BEGIN Records to process
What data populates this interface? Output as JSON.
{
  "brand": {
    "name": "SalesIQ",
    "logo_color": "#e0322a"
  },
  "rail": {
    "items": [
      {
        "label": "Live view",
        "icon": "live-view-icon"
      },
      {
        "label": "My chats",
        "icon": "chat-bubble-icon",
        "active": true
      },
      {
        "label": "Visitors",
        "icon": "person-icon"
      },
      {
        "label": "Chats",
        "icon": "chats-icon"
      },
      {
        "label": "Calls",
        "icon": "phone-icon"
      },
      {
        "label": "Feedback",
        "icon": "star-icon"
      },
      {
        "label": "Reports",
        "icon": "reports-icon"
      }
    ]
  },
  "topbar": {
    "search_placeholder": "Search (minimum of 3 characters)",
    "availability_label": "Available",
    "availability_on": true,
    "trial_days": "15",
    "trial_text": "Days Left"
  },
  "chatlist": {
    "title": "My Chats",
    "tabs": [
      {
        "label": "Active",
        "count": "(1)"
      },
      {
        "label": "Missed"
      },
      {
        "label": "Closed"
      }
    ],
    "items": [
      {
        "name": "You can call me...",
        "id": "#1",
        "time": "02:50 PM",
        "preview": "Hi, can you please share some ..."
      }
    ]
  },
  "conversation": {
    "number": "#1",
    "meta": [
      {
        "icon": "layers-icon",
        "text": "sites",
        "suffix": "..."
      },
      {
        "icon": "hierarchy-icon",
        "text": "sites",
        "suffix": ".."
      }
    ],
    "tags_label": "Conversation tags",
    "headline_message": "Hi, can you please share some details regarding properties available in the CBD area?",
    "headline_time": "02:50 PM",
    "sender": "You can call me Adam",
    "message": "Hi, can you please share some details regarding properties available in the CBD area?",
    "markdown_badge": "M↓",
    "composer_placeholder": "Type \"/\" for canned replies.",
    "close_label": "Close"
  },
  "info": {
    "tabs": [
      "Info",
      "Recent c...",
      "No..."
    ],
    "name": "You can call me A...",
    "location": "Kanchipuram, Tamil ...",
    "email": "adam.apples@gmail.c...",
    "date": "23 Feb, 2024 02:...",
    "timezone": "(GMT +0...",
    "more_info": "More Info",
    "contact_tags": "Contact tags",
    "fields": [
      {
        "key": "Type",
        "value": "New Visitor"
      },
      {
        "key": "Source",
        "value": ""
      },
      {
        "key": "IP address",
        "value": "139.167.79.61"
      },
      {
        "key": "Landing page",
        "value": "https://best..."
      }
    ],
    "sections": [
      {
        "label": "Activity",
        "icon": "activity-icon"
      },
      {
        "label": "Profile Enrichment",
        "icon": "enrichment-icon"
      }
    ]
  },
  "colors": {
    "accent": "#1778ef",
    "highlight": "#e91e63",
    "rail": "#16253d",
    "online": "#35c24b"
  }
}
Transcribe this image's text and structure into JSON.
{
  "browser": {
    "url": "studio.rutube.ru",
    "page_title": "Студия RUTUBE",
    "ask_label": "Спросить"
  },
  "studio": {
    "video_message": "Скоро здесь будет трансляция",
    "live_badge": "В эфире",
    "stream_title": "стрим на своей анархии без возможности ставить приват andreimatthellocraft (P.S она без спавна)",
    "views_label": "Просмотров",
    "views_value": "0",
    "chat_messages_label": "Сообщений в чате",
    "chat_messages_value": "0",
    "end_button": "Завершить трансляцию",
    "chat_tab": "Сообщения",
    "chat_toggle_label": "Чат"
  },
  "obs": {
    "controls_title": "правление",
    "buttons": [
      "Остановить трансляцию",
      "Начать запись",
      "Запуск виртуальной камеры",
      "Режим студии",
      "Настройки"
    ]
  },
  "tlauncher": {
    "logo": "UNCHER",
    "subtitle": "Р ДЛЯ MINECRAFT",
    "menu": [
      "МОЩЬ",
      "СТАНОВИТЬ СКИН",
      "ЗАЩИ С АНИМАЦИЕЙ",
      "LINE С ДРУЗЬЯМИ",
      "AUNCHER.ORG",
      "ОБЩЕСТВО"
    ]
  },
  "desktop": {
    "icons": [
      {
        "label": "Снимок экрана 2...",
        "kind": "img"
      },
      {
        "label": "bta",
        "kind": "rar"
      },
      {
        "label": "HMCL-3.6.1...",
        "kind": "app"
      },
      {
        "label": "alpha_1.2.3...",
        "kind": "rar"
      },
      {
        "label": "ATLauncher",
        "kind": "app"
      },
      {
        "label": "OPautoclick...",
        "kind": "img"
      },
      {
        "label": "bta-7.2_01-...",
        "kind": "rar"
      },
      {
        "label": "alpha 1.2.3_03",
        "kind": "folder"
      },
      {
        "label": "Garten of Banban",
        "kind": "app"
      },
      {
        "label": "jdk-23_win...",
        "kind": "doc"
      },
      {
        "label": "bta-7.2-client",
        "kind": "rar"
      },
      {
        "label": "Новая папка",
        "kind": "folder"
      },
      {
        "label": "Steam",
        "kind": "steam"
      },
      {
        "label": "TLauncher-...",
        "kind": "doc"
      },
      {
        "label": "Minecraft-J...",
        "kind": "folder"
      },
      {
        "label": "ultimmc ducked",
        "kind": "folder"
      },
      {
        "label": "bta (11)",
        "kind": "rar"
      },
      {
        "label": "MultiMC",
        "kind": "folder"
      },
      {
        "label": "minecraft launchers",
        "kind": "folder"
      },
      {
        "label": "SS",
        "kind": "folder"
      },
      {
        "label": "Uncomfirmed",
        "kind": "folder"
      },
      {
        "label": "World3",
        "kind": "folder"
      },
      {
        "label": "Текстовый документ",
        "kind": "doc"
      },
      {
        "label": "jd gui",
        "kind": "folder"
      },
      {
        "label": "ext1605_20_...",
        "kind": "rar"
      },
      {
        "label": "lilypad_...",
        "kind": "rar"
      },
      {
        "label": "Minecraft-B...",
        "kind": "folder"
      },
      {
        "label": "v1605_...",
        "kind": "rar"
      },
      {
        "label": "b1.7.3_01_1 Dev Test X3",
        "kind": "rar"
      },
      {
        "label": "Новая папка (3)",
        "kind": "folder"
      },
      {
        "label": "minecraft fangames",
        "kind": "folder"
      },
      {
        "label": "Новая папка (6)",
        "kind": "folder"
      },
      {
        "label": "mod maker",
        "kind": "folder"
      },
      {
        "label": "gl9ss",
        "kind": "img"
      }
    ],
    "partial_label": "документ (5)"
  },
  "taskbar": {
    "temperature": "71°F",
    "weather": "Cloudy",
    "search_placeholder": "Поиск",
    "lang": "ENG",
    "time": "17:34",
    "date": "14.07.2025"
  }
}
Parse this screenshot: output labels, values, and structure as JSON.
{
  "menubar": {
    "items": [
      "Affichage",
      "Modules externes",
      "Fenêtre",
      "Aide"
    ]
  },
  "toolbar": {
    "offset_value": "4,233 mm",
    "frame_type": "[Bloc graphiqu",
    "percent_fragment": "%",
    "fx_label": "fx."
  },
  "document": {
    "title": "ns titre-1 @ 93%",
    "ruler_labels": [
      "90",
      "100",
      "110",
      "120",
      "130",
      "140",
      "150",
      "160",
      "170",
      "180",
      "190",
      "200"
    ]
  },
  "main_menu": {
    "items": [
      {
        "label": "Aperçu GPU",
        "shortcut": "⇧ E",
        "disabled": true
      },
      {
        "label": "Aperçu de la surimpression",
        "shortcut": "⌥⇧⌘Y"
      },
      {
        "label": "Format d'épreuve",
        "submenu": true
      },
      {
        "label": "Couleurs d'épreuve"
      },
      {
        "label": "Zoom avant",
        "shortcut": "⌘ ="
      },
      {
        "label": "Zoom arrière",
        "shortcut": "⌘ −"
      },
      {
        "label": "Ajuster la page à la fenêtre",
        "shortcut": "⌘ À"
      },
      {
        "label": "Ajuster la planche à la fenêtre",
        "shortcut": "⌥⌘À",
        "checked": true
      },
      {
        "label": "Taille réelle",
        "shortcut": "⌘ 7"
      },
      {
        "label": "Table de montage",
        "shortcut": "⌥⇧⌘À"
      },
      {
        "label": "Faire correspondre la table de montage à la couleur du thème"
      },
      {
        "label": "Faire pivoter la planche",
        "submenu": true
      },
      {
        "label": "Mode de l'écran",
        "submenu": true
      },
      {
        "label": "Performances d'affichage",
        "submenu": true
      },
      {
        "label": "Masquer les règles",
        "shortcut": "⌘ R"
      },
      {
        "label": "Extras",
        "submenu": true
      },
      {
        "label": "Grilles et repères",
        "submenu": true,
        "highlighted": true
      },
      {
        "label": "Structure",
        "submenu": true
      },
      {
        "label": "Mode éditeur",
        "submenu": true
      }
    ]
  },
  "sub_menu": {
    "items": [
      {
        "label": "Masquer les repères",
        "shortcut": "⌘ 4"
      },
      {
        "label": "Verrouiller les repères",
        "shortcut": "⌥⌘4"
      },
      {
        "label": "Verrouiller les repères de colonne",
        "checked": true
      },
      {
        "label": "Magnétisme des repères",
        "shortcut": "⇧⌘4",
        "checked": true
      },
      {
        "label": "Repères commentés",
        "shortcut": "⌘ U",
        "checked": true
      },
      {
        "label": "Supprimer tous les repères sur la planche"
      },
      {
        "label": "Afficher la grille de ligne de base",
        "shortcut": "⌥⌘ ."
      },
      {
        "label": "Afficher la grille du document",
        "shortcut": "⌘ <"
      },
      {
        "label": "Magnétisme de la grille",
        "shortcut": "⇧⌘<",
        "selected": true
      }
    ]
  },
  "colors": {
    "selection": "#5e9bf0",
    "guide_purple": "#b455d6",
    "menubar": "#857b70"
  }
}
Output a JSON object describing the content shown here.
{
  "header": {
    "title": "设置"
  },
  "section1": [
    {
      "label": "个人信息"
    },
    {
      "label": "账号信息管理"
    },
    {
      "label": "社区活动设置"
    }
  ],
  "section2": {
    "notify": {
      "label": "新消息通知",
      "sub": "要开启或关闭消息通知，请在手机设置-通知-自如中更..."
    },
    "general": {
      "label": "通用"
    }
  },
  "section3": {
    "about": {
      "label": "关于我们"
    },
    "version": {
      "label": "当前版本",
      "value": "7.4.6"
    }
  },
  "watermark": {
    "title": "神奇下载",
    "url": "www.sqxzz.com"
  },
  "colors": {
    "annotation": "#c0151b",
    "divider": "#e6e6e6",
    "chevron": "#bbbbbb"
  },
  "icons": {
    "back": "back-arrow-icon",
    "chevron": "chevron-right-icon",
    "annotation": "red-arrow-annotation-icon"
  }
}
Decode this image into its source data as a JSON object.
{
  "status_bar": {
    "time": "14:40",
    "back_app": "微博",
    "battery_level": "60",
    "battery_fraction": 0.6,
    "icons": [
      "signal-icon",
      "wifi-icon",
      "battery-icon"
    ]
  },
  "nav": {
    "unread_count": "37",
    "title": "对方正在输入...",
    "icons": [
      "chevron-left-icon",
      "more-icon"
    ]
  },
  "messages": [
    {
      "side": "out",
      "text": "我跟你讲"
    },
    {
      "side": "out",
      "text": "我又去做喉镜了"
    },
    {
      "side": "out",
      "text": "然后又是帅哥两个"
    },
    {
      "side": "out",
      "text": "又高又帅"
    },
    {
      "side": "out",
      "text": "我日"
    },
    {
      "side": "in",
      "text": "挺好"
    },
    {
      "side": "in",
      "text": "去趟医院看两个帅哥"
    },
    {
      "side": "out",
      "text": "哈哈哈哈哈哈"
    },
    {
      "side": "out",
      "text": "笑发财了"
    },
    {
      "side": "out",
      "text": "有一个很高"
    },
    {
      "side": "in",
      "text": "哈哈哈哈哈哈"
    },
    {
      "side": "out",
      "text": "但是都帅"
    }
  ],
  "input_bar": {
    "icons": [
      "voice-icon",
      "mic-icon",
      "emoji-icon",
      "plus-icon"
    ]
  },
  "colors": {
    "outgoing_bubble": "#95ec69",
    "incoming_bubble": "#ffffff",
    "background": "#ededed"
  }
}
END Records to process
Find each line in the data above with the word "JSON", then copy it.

What data populates this interface? Output as JSON.
Transcribe this image's text and structure into JSON.
Parse this screenshot: output labels, values, and structure as JSON.
Output a JSON object describing the content shown here.
Decode this image into its source data as a JSON object.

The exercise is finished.